EpicSurf vs. Everyone Else
The most satisfying part of trying the EpicSurf experience, however, wasn’t just staying on a board for more than half a second. Or in seeing an eight-year-old named Lila surf the rapids better than a hulking, bald tester from Texas. It was in resurfacing from the watery crash zone, Pyzel flying in my face and ego thoroughly quashed, to the resounding cheers of everyone on the sidelines. At one point, even the champion wakeboarder, who has the sense to trade winters in Boston for training on St. Croix, jumped in with a hand to help me steady myself before my next flight over the falls.
For the more adept (and, perhaps trusting), EpicSurf has also proven to be a good training ground. A few weeks before my arrival, a group of up-and-coming youth competitive surfers tried the wave. They squeezed hundreds of waves into a day in Cohoes, perfecting cutbacks and other techniques. Another group, all beginners, got their feet wet with surfing without having to brave the ocean and all the nuances that go with it, from currents to timing to wave selection.
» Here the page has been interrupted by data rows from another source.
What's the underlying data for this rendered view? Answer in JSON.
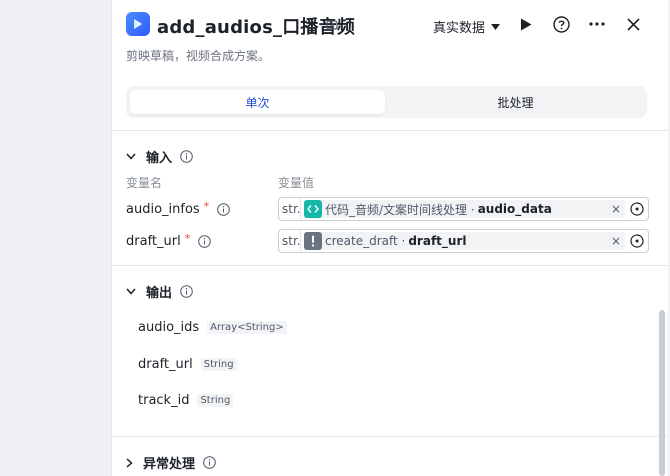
{
  "header": {
    "title": "add_audios_口播音频",
    "subtitle": "剪映草稿，视频合成方案。",
    "data_select": "真实数据"
  },
  "tabs": [
    {
      "label": "单次",
      "active": true
    },
    {
      "label": "批处理",
      "active": false
    }
  ],
  "input": {
    "section_label": "输入",
    "col_name": "变量名",
    "col_value": "变量值",
    "params": [
      {
        "name": "audio_infos",
        "required": "*",
        "type": "str.",
        "source": "代码_音频/文案时间线处理 ·",
        "var": "audio_data",
        "icon": "code-icon",
        "icon_color": "#15b8a6"
      },
      {
        "name": "draft_url",
        "required": "*",
        "type": "str.",
        "source": "create_draft ·",
        "var": "draft_url",
        "icon": "exclamation-icon",
        "icon_color": "#6b7280"
      }
    ]
  },
  "output": {
    "section_label": "输出",
    "items": [
      {
        "name": "audio_ids",
        "type": "Array<String>"
      },
      {
        "name": "draft_url",
        "type": "String"
      },
      {
        "name": "track_id",
        "type": "String"
      }
    ]
  },
  "exception": {
    "section_label": "异常处理"
  },
  "colors": {
    "accent": "#1e4fd8",
    "required": "#f53f3f",
    "code_tag": "#15b8a6"
  }
}
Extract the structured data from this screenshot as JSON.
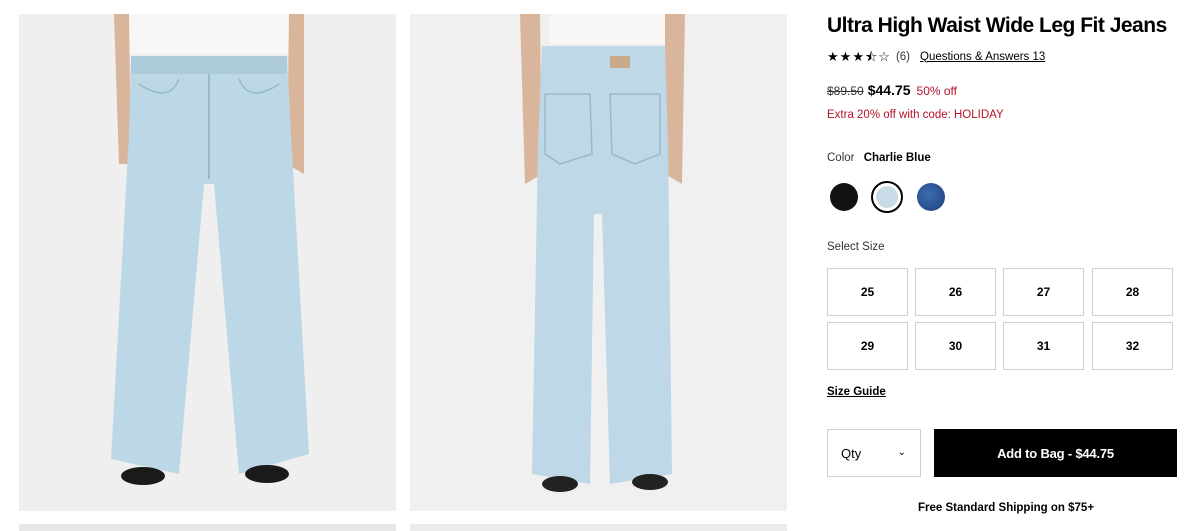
{
  "product": {
    "title": "Ultra High Waist Wide Leg Fit Jeans",
    "rating_stars": 3.5,
    "rating_count": "(6)",
    "qa_link": "Questions & Answers 13",
    "price_original": "$89.50",
    "price_sale": "$44.75",
    "discount": "50% off",
    "promo": "Extra 20% off with code: HOLIDAY"
  },
  "color": {
    "label": "Color",
    "selected": "Charlie Blue",
    "swatches": [
      {
        "name": "black",
        "hex": "#121212"
      },
      {
        "name": "charlie-blue",
        "hex": "#c9dbe6"
      },
      {
        "name": "dark-blue",
        "hex": "#2a559a"
      }
    ]
  },
  "size": {
    "label": "Select Size",
    "options": [
      "25",
      "26",
      "27",
      "28",
      "29",
      "30",
      "31",
      "32"
    ],
    "guide_link": "Size Guide"
  },
  "purchase": {
    "qty_label": "Qty",
    "add_to_bag": "Add to Bag - $44.75",
    "shipping_note": "Free Standard Shipping on $75+"
  },
  "colors": {
    "sale_red": "#b3132a",
    "button_black": "#000000"
  }
}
At EpicSurf, it’s that adaptability, camaraderie, and approachability is exactly the point.
“When you sit around the edges of the [wave] you’re really part of what’s going on,” said Jim Dunn, president of ADG. “The positioning of our initial run at it is, it’s an intimate surfing experience. If you’re out in a wave lagoon and you’ve got this big pool and this wave is coming, it’
Importantly, Epic is also not trying to be something it’s not. Its designers are engineers first, and becoming surfers, maybe, at some point.
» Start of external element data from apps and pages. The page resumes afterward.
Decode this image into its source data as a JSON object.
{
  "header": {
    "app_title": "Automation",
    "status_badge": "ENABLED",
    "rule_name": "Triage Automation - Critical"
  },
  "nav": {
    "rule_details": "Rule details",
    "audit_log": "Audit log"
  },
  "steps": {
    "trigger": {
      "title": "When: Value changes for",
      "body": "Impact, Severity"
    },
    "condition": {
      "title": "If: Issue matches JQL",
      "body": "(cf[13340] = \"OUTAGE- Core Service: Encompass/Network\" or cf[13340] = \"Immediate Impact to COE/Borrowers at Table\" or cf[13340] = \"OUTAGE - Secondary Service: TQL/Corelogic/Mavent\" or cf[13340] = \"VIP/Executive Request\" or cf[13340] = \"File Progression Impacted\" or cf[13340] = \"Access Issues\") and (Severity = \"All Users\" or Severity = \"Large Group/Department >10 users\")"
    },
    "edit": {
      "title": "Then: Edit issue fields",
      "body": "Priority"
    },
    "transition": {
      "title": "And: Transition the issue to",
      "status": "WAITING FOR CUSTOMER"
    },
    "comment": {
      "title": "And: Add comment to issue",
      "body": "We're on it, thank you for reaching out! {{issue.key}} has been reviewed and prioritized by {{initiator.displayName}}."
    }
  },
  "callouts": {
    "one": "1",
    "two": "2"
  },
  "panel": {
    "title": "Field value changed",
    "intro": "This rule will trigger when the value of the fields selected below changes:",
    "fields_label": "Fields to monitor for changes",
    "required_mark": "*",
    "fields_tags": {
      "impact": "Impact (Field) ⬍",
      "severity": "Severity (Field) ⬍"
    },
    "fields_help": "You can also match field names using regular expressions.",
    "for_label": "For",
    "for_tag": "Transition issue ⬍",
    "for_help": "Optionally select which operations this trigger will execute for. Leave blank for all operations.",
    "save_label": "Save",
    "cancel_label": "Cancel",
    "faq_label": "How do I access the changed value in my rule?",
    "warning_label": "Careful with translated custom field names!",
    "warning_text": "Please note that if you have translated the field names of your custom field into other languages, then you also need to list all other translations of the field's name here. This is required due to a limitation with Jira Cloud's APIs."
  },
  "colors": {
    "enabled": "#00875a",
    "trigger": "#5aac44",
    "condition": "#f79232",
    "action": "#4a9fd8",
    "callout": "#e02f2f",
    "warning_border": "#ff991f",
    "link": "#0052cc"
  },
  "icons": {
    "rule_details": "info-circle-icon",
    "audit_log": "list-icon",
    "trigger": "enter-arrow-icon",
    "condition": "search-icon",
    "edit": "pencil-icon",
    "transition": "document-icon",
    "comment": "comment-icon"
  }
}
“We’re being very careful to say that there’s an ocean experience, there is an artificial, moving wave experience, and then there’s Epic,” said Dunn. “You’re going to get different things from this that you might not get from those other two things, but they all do fit together.”
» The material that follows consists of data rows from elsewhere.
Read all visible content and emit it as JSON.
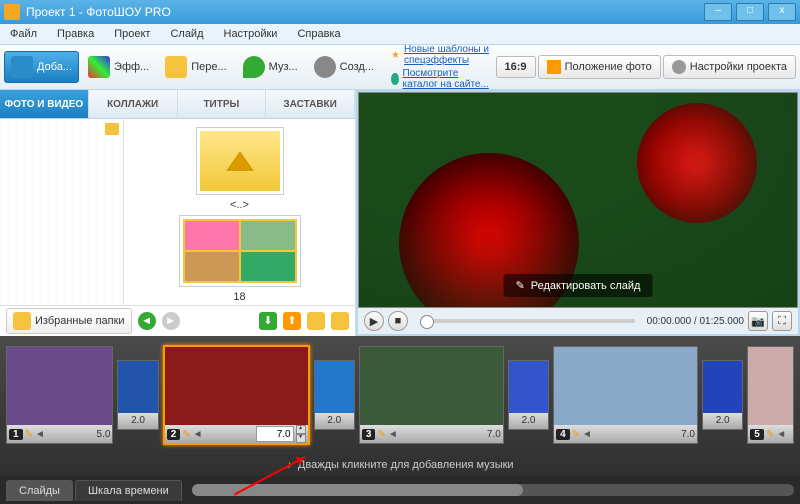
{
  "title": "Проект 1 - ФотоШОУ PRO",
  "menu": [
    "Файл",
    "Правка",
    "Проект",
    "Слайд",
    "Настройки",
    "Справка"
  ],
  "toolbar": {
    "add": "Доба...",
    "effects": "Эфф...",
    "transitions": "Пере...",
    "music": "Муз...",
    "create": "Созд...",
    "link1": "Новые шаблоны и спецэффекты",
    "link2": "Посмотрите каталог на сайте...",
    "ratio": "16:9",
    "pos": "Положение фото",
    "settings": "Настройки проекта"
  },
  "tabs": {
    "photo": "ФОТО И ВИДЕО",
    "collage": "КОЛЛАЖИ",
    "titles": "ТИТРЫ",
    "splash": "ЗАСТАВКИ"
  },
  "thumbs": {
    "up": "<..>",
    "count": "18"
  },
  "fav": "Избранные папки",
  "preview": {
    "edit": "Редактировать слайд"
  },
  "time": {
    "cur": "00:00.000",
    "total": "01:25.000"
  },
  "slides": [
    {
      "n": "1",
      "dur": "5.0",
      "img": "#6a4a8a"
    },
    {
      "n": "2",
      "dur": "7.0",
      "img": "#8a1a1a",
      "sel": true
    },
    {
      "n": "3",
      "dur": "7.0",
      "img": "#3a5a3a"
    },
    {
      "n": "4",
      "dur": "7.0",
      "img": "#8aa8c8"
    },
    {
      "n": "5",
      "dur": "",
      "img": "#caa"
    }
  ],
  "trans": [
    {
      "dur": "2.0",
      "c": "#25a"
    },
    {
      "dur": "2.0",
      "c": "#27c"
    },
    {
      "dur": "2.0",
      "c": "#35c"
    },
    {
      "dur": "2.0",
      "c": "#24b"
    }
  ],
  "dur_input": "7.0",
  "music": "Дважды кликните для добавления музыки",
  "btabs": {
    "slides": "Слайды",
    "timeline": "Шкала времени"
  }
}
The EpicSurf Experience
In keeping with that philosophy, ADG’s vision for EpicSurf goes far beyond the wave itself. Having worked on more than 500 wave systems worldwide, they’re focusing not only on Epic’s technology, but on the total experience before, after, and around the wave.
“If you look at folks that are entering the [wave pool] marketplace, they’re approaching it almost from just the experienced surfer’s perspective. So, we didn’t start there. In fact, our history is in wave pools, water parks, that is the masses right there: bring everybody. You’ve got to build for a fun day, for mom and dad who aren’t going in the water. I think this is what defines Aquatic Development, we come at it with the total experience picture.”
For visitors to future parks with the EpicSurf experience, that could mean everything from an app that logs the details of your visit: what boards you rode and how many waves you surfed. It might mean live-streamed sports matches at the surf-side snack bar or yoga classes in an on-site studio. The idea, for ADG, isn’t to replicate traditional surfing, so much as to be an inclusive experience with something for everyone.
In that sense, EpicSurf is building not only a new wave technology but a kind of surf-adjacent culture that’s diametrically opposed to traditional surfing. Instead of exuding cool, EpicSurf exudes warmth. Instead of cheering for the most skillful of performers, EpicSurf inspires cheering for everyone. If their technology catches on, that cheering could go a lot further for fun in surfing than just one parking lot in Cohoes, New York.